Could you find every line in the records below that contains the word "Daten" and copy it?

> _Component data from apps and pages_:
^^^^

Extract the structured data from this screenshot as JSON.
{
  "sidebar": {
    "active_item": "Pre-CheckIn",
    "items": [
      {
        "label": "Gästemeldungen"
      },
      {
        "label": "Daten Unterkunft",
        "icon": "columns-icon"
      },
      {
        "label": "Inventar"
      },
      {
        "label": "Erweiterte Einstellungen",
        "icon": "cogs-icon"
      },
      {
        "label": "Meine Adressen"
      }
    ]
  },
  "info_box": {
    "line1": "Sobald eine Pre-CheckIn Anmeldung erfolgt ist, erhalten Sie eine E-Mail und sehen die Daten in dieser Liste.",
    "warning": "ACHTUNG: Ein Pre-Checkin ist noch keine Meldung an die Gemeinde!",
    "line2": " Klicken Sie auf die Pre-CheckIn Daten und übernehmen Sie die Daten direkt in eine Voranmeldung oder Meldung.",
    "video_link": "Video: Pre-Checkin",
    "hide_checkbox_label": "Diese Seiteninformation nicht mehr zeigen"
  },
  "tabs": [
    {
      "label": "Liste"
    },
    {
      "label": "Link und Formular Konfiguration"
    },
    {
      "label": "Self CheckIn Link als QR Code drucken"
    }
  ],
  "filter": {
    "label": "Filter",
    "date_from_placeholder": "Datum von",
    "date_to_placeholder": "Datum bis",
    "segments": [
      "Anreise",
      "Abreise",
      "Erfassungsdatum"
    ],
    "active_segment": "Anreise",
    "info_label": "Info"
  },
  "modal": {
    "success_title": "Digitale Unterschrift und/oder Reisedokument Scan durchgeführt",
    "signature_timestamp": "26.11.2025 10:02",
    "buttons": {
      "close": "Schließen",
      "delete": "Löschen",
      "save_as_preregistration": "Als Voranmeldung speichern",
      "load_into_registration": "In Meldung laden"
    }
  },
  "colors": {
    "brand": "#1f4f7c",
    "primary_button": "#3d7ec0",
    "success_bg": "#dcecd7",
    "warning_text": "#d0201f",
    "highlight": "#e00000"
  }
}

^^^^

> _ANSWER TO THIS EXERCISE_:
        "label": "Daten Unterkunft",
    "line1": "Sobald eine Pre-CheckIn Anmeldung erfolgt ist, erhalten Sie eine E-Mail und sehen die Daten in dieser Liste.",
    "line2": " Klicken Sie auf die Pre-CheckIn Daten und übernehmen Sie die Daten direkt in eine Voranmeldung oder Meldung.",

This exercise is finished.